The official U.S. poverty measure was developed in the 1960s by Mollie Orshansky, a Social Security Administration economist, in conjunction with President Johnson’s War on Poverty. Using the 1955 Household Food Consumption Survey, Orshansky determined that the average family spent one-third of their after-tax family income on food. She then multiplied the cost of a minimum diet food plan by a factor of three to obtain poverty thresholds for families of different sizes and compositions.
In 1969, President Johnson’s Office of Economic Opportunity officially designated the “absolute poverty line” as the threshold below which families or individuals lacked the resources, measured as pre-tax cash income, to meet one’s basic needs (Citro & Michael, 1995).
The Supplemental Poverty Measure

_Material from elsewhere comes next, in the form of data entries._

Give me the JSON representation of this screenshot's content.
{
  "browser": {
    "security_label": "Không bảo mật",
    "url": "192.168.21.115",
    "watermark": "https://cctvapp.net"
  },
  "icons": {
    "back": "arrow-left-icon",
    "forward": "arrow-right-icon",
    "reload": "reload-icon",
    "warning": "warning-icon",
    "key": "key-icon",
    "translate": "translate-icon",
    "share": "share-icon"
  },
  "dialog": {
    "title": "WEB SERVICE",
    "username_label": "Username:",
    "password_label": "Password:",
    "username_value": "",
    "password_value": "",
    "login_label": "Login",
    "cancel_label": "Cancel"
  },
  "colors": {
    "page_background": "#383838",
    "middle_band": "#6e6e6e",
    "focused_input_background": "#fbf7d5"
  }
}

Although Orshansky developed her measure of poverty based on the best data available at that time, the question is if it provides a clear picture of how economic, social, and policy changes affect economic need in the United States today. The official poverty rates may in fact lead us to believe that “public spending on the poor had little effect” (Blank, 2008, p. 238).

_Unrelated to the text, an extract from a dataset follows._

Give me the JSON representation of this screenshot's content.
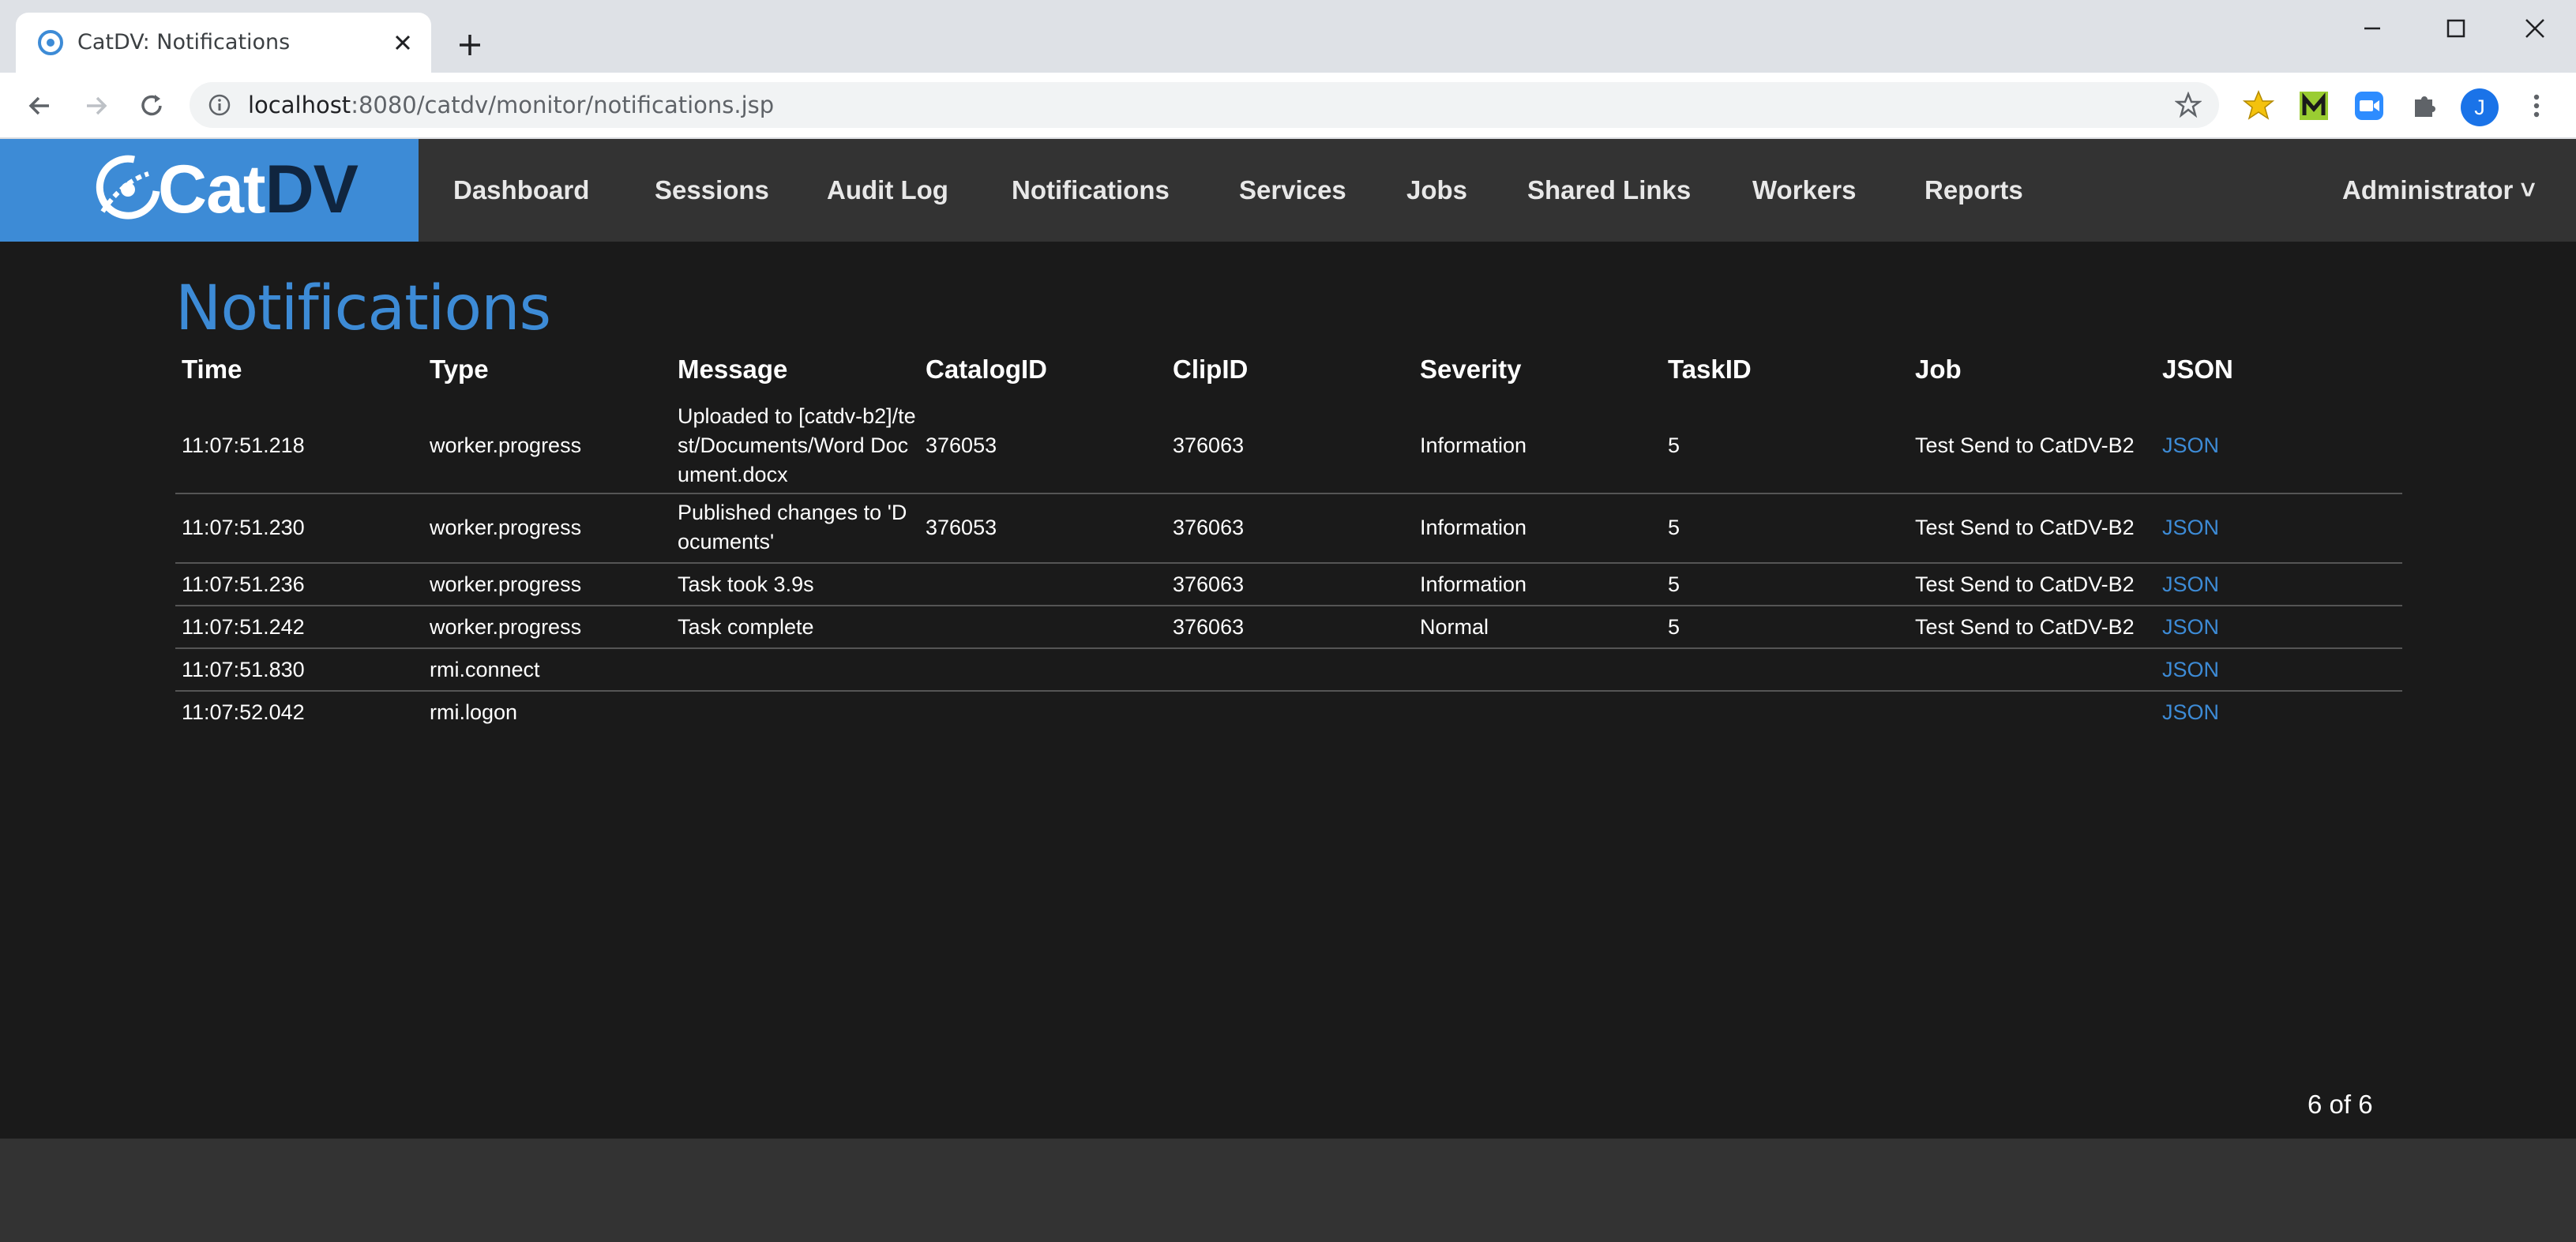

In the early 1990s, Congress commissioned a panel of experts from the National Academy of Sciences (NAS) to address key shortcomings of the official measure. In early 2010, the Obama administration adopted the Supplemental Poverty Measure (SPM) that largely follows the methods recommended by the NAS Panel.
Following the Panel’s recommendations, the SPM defines poverty as the lack of economic resources for consumption of basic needs such as food, housing, clothing, and utilities (FCSU). To determine family resources, gross money income from private and public sources is supplemented with benefits such as food stamps, housing subsidies, and tax credits. Deducted from family income are medical out-of-pocket expenses including health insurance premiums, income and Social Security payroll taxes, child support payments, work-related expenses and child care costs.

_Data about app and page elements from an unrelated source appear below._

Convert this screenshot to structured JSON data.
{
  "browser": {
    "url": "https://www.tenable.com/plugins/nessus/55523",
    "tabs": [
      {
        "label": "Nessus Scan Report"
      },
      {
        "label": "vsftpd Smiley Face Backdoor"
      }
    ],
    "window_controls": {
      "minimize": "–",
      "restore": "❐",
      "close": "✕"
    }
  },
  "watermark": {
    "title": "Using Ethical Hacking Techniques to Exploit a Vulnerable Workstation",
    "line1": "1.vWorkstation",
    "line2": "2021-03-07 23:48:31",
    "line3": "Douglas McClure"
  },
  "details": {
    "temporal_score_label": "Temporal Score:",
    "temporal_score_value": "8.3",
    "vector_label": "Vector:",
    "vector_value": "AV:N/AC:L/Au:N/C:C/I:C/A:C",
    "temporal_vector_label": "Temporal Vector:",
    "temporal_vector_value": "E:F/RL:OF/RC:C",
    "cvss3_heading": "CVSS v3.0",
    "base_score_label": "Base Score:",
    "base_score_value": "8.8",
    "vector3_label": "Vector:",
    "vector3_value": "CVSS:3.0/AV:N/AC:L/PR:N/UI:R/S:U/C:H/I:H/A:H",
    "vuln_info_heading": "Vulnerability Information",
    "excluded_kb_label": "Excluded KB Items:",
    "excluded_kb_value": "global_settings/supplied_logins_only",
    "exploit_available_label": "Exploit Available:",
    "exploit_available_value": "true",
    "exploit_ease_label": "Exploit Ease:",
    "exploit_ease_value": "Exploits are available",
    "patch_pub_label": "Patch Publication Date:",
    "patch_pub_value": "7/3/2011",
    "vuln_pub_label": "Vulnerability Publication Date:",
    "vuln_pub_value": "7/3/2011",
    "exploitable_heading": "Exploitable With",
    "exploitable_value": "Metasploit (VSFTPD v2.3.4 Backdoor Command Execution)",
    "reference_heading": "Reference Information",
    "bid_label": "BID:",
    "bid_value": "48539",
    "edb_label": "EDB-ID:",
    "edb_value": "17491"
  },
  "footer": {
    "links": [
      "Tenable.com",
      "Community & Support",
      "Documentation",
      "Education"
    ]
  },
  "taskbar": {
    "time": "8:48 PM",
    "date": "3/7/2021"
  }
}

Instead of using a food plan, the SPM poverty thresholds are based on expenditures on FCSU plus a small amount to allow for additional expenses. These thresholds are further adjusted for different family sizes and compositions, housing status, and geographic differences in housing costs (Short, 2012).
Measure for Measure Differences in
Using the 2012 Current Population Survey Annual Social and Economic Supplement, Short (2012) estimates poverty rates based on the SPM for the year 2011 for the total population and different age groups (see Figure 1). Figure 1 shows that the estimated SPM poverty rate is 16.1 percent compared to the official rate of 15.1 percent. Poverty rates are also higher for those aged 18-64 years and those aged 65 years or older.
The inclusion of out-of-pocket medical expenses helps explain the increase in poverty among the elderly population. The child poverty rate decreases under the SPM measure. The inclusion of tax credits such as the EITC and other in-kind benefit programs that help families are believed to contribute to this decrease.
Figure 2 shows the effect of poverty alleviation policies on the poverty rate using the SPM. Including the EITC lowers the poverty rate from 18.9 percent to 16.1 percent. Benefits such as food stamps (SNAP) and housing subsidies also lower the poverty rate. In contrast, poverty rates increase once child care and medical out-of-pocket (MOOP) expenses are accounted for.
Although the supplemental measure will not be used to determine federal allocation of funds or program eligibility, it will serve as a complementary statistic to enhance our understanding of economic circumstances and trends of low-income families. The measure can also help policymakers better identify which groups are being helped by public assistance and which groups remain in poverty despite government assistance. Obtaining this information can provide a more lucid picture of poverty in America for policy evaluation and the development of alternative poverty alleviation strategies.
Meet the Researcher
Anupama Jacob was a 2012 Visiting Graduate Student Scholar at the Center for Poverty Research at UC Davis. She is a Ph.D. candidate at the School of Social Welfare at UC Berkeley. Her research interests include poverty and inequality, poverty measurement in the U.S., welfare state theory, community development and housing policy.